As well as learning errors, people who are persistently sleep-deprived are likely to have high blood pressure, diabetes or narrow blood vessels. All these conditions decrease blood flow to the brain. Scientists have also looked at the possibility of persistent sleep deprivation and dementia. Biologists had 2 groups of mice. Group A were not allowed to rest and sleep. Group B were allowed to do so. After a period of time, they ran some tests on the mice who were not allowed any sleep. They discovered that the mice had developed proteins called beta amyloid in their brains. Group B did not develop this protein. In humans, beta amyloid in the brain is known to make memory and learning skills decline. Often people with lots of beta amyloid proteins in their brain, will have been diagnosed with dementia. Because of this, scientists believe that there is a direct link between lack of good sleep and dementia. Not only does persistent lack of sleep cause short-term problems but can cause long-term problems too!

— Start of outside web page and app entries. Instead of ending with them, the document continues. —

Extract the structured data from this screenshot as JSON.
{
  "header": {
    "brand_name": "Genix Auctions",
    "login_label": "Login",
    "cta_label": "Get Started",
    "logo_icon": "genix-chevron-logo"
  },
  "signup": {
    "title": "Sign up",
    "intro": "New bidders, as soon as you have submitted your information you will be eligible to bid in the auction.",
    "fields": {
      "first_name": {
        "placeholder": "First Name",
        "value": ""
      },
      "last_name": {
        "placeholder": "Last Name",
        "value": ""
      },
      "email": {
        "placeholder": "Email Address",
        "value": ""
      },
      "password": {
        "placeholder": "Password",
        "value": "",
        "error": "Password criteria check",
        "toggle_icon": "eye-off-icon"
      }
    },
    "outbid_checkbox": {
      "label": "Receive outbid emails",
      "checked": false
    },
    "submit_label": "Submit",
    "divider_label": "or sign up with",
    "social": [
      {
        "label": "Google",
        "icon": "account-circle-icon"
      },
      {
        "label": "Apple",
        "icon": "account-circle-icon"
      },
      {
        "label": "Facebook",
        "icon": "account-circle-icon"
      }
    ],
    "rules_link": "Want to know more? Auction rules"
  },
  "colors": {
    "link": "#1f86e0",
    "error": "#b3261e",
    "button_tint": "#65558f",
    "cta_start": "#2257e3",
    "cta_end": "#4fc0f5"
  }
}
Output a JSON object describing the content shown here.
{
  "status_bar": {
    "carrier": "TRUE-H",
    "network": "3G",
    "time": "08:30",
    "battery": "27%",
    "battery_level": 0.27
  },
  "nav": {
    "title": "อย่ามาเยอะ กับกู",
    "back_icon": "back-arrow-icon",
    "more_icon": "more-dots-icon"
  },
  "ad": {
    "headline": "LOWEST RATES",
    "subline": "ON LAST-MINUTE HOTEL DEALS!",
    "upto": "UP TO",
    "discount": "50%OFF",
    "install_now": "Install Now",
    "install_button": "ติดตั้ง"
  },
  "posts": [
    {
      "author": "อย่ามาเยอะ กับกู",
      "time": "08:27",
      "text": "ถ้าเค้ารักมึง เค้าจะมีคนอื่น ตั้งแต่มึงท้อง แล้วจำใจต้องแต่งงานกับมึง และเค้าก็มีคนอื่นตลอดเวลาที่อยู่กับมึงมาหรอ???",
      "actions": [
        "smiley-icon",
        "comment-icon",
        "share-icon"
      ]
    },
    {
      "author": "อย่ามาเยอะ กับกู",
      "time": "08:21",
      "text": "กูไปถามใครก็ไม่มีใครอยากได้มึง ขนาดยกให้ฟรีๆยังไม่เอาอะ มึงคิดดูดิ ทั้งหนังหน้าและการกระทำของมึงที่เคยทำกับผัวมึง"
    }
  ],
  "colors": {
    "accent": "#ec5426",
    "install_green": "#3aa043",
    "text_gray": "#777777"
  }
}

In conclusion, sleep is a vital part of our mental and physical health and wellbeing. It gives us the ability to take on new challenges, learn exciting new things and remember special moments in our lives. It is recommended that adults get around 7-9 hours of sleep a night. Of course, this isn't always possible, but this should be the goal. If you are struggling to sleep or feel like you aren't getting a good quality sleep, you should contact your doctor for sleep advice and help.